Pop down to your local charity store, or look in your own basement or attic, for an old painting that is long past its prime. Now, what would make a great addition to that tired old farmyard scene, or boring seascape? How about an AT-AT from Star Wars, or Godzilla? You can paint it in yourself, or if you don't have the skills, simply find a picture online, cut it out carefully, and stick it on. These are not just funny and original gifts, they are great talking points. And they're really, really cheap to make! (See also: DIY Ideas for Creating Inexpensive Art)
10. Make a Clock Out of…Anything
Basic clock parts are super cheap and easy to come by. All you really need to do is think of something cool to drill a hole through. From old metal lunchboxes and hard drives to gift boxes and photographs, the world is your oyster. And sometimes, you don't even need to drill the hole -- an LP or vinyl single is ready to go.
11. Steampunk Something
From Comic Con to the high street retailer, Steampunk's following is growing and growing. And it's really cool. Steampunk, if you don't know it yet (and you will) is the point at which science-fiction meets the steam-powered machinery of the 19th century. Of course, it's become a lot greater than that, and a lot more broad. Some of the greatest examples are elaborate computer keyboards that look like they came from an H.G Wells novel. Now, with the right pieces of equipment and a little glue, you can turn anything into something that looks "steampunk." From flashlights and jewelry to masks and goggles, once you have the basic look down, anything goes.

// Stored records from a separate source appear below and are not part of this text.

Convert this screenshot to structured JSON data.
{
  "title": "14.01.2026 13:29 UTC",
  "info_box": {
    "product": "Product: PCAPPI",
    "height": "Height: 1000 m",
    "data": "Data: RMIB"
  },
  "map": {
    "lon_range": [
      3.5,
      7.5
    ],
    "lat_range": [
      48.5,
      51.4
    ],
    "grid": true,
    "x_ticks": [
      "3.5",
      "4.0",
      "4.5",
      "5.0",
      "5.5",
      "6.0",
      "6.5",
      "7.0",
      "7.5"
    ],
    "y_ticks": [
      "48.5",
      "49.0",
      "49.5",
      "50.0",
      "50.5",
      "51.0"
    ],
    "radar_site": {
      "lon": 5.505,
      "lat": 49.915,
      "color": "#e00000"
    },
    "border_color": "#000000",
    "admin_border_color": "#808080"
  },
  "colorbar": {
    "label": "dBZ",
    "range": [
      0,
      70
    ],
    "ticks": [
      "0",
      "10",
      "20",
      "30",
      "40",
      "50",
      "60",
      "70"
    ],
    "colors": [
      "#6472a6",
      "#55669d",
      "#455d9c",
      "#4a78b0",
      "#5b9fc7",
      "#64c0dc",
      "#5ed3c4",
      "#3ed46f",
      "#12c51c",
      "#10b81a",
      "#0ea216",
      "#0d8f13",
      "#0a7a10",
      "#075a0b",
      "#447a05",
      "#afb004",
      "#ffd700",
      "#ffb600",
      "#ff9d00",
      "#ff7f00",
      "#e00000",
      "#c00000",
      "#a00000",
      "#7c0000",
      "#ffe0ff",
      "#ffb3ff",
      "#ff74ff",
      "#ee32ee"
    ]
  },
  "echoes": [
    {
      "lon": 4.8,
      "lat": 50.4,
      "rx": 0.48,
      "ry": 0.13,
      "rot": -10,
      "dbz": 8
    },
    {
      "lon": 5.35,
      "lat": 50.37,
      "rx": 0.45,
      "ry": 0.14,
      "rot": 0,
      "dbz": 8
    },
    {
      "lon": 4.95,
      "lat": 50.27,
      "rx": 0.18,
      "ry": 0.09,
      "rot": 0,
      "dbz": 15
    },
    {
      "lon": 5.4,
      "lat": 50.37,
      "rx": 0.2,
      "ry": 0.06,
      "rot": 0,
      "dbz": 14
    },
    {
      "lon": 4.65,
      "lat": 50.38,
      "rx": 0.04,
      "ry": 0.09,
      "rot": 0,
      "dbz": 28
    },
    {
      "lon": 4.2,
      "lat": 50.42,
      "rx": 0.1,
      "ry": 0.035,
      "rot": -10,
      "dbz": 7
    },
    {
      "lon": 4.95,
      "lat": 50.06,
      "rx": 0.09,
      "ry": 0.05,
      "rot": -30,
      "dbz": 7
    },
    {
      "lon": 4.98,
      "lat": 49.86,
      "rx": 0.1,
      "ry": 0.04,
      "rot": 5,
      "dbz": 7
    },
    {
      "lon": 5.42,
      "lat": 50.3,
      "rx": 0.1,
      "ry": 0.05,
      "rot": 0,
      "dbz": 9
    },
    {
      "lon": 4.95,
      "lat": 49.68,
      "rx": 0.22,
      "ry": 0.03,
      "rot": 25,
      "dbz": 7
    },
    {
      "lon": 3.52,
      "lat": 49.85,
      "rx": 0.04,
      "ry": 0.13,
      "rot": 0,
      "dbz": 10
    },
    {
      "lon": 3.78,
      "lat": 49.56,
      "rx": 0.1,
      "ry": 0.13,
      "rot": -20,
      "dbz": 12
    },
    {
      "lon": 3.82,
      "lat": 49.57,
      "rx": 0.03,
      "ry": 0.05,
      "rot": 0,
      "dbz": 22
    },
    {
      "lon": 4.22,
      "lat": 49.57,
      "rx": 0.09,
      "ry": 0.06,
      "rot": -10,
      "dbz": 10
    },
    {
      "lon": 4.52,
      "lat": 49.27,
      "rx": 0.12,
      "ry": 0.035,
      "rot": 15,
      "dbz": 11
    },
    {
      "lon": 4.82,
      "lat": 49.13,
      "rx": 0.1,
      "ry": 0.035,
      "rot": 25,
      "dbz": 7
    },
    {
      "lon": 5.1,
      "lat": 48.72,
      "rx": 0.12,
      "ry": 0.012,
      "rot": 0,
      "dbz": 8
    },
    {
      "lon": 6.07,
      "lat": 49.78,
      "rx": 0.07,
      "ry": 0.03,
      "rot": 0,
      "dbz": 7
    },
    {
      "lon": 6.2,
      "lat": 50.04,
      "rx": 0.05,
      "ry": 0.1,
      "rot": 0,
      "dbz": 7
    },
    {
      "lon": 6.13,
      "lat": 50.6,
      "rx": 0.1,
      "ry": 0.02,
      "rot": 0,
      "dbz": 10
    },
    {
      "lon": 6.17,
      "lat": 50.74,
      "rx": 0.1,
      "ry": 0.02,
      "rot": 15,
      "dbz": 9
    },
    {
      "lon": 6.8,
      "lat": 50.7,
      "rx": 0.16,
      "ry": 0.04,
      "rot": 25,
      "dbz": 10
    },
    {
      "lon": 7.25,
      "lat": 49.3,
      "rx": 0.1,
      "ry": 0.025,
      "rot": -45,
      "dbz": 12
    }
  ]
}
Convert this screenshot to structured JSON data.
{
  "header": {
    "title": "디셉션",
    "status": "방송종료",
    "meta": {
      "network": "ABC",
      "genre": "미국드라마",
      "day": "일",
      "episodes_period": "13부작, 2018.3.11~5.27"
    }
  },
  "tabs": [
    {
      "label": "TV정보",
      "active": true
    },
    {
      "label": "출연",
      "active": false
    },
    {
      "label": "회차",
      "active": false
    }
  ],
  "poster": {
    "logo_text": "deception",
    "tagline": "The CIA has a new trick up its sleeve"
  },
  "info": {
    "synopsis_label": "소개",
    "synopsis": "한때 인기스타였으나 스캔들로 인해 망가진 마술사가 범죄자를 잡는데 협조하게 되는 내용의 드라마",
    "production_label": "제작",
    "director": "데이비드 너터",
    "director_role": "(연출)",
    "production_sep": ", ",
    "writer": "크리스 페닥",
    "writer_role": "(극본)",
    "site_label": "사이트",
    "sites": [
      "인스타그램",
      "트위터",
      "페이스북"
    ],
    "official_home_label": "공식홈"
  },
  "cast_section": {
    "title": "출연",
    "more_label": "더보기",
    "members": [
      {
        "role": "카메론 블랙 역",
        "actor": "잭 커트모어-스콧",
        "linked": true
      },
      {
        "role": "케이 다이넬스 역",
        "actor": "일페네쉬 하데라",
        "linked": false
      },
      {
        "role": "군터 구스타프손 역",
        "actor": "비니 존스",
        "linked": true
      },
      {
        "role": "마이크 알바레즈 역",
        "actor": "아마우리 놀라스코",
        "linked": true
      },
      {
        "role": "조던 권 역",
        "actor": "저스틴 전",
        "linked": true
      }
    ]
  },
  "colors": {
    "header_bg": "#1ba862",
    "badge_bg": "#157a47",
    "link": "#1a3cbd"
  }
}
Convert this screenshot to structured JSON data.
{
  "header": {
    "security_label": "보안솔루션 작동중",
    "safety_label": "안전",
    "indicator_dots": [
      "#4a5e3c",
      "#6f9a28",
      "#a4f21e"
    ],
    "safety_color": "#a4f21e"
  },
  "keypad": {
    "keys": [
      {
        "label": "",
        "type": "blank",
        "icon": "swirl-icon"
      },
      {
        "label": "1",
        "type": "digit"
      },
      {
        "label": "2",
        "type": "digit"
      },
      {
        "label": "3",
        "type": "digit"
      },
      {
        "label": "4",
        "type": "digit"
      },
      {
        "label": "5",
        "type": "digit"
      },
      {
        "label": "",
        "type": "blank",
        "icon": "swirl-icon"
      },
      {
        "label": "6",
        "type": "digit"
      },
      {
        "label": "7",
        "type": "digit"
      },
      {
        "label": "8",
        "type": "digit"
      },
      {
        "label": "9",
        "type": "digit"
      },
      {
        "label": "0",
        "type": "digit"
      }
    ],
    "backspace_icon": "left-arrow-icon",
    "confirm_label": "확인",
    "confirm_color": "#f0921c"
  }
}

12. Old Bottles, New Tricks
I first saw the milk jug Stormtrooper a few years ago, and was blown away by it. But although it's possibly the most creative use of a few empty jugs or bottles, it's not the only use. For instance, you can create a an R2D2 drinks dispenser, or make some booming speakers for your iPhone (of course, feel free to jazz them up a bit).
13. Sharpies Rule
Sharpies come in all different colors and thicknesses, and are permanent. Now, that doesn't mean you can expect to draw something on a mug and expect it to last forever, but if it's something collectible, you're in luck. You can decorate masks, bowls, shoes, even cars! And you don't need a ton of artistic skill. I recently saw someone wearing a pair of white converse shoes that he had doodled all over. And here's another awesome example. They look really cool.
14. Re-Use Old Floppy Discs
Back in the day, those 3.5-inch floppy discs held all of our vital information. These days, they couldn't hold a simple photograph. They stored just 1.44 Mb of information! However, although practically useless as storage devices, they can be used to create plant pots, wall art, or hold USB cables. They also make great coasters. And they're cheap and chic.
15. Old Books for New Tech
Almost everyone has a tablet, smartphone, or laptop these days. The protective cases for them can be expensive, costing up to $100 or more. But you can make someone a case from an old book, and it will cost a fraction of the price. You can also customize it to be a book that ties to something they really love. You can see the instructions here, and old books can be purchased at thrift stores for just a few dollars.
What's on your geek's wishlist? Will you be DIYing it this year?